How Do I Recreate This Type Of Draping?

Decorating By LilDvL Updated 16 Aug 2011 , 3:41am by ycknits

LilDvL Posted 15 Aug 2011 , 8:50pm
post #1 of 11

I want to recreate this type of draping. What should I use and what should I use to "glue" them to the cake?


10 replies
idontknow Posted 15 Aug 2011 , 9:05pm
post #2 of 11

link didn't work...

LilDvL Posted 15 Aug 2011 , 10:37pm
post #3 of 11
kisamarie Posted 15 Aug 2011 , 11:27pm
post #4 of 11

Thats a prop cake, made out of plaster and other non food materials. Getting your drape to look exactly like that may be really hard, I'd practice on a dummy cake and give it a few tries until you acheive the look that is similar to that.

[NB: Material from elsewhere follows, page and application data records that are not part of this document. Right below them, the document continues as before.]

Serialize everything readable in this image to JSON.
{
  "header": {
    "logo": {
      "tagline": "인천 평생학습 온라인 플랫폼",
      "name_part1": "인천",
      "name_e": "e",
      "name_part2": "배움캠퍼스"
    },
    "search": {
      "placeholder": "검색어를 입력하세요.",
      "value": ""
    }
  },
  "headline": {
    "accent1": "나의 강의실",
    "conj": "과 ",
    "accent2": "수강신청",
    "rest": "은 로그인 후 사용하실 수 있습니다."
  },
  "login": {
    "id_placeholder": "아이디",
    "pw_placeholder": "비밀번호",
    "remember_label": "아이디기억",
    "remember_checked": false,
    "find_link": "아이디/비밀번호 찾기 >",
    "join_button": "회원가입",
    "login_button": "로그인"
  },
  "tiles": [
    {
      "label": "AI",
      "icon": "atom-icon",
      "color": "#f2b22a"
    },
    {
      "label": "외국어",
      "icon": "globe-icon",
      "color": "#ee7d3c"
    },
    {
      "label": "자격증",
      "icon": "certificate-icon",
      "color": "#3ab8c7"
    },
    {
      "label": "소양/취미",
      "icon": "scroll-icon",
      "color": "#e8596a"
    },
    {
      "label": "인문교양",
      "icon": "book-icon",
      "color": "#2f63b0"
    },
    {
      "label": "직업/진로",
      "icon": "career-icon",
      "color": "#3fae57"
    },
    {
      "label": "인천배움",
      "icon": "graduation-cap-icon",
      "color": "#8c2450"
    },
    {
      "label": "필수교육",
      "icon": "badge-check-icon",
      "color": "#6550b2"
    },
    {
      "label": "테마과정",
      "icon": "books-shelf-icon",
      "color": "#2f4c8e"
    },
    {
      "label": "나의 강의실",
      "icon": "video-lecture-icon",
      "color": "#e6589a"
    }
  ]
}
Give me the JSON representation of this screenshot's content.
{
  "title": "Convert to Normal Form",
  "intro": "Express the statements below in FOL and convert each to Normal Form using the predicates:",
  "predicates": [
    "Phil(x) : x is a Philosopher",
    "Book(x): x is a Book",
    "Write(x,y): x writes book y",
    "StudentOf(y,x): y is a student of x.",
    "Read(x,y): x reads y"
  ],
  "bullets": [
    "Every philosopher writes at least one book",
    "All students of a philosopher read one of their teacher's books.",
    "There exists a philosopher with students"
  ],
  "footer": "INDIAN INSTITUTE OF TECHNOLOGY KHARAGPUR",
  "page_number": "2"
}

mariacakestoo Posted 15 Aug 2011 , 11:39pm
post #5 of 11

It's not hard at all actually. You form those pleats over skewers set so far apart, and more skewers on top, pressed into the dents from teh skewers beneath the GP or fondant. Slide skewers out, let set up a bit, flip over, brush with gum glue, attach to cake.

kaat Posted 15 Aug 2011 , 11:51pm
post #6 of 11
Originally Posted by kisamarie

Thats a prop cake, made out of plaster and other non food materials.

I'm not sure about that but this is how I have done it in the past;
Use fondant and or fondant/gumpaste mix. Roll out and cut your fondant longer that you need. Each tier is its own strip, it is not one solid piece all the way down. I lay my strip over some dowels that are evenly separated. Then I pull the dowels together to create the draping. Then lift the fondant to place on the cake. In this cake it looks straight so don't let it sag. Remove excess from ends. The flowers where the tiers meet will hid your joins. I have used water in the past but now use a "glue" I make with fondant and water.

kisamarie Posted 16 Aug 2011 , 12:38am
post #7 of 11

" The cake used in the movie is a faux cake created by" ------From the article.

But I agree with the ladies above on the teqnique of using the dowels, thats how I do my draping. GL

michellew Posted 16 Aug 2011 , 12:57am
post #8 of 11

I have just had a go at doing these on a cake, I used the skewers to get the pleats but I slightly damped the cake and placed them on.

southerncross Posted 16 Aug 2011 , 1:15am
post #9 of 11

I used Albert Uster's white chocolate fondant on a cake with draping. It's the only fondant that I find soooo easy to use. I rolled out the fondant into a rectangle just like fabric and then gathered it at both ends and the folds just fell into place. I draped it on the cake and pressed the ends onto the cake with a wee bit of vodka brushed on to hold it. I'm sure if I used skewered to form the pleats it would have been even better but it just goes to show that drapes are relatively simple to do.

bakingatthebeach Posted 16 Aug 2011 , 1:43am
post #10 of 11

Ive used skewers to hold the draping in the cakes with draping in my pics. I stick it through down deep into the cake and cut off the excess. Have had no issues with the draping ripping through the skewer either. For me this held better.

ycknits Posted 16 Aug 2011 , 3:41am
post #11 of 11

I cut rectangles of fondant. Fold over the very edges of the long edges of the rectangle and pin down with gumpaste glue.... kind of like putting a little rolled hem on a piece of fabric. This gives a lovely, finished edge and prevents tearing along the edges. Then I gently pull ends together, pleating it as I go to get gentle folds.

Then I attach with melted candy melts. This gives me a much stronger bond that sets up much more quickly than glue. No need to "pin" the drape. I do use gumpaste glue to attach the inside pleats of the drape directly to the cake in a few places to support its weight.

Quote by @%username% on %date%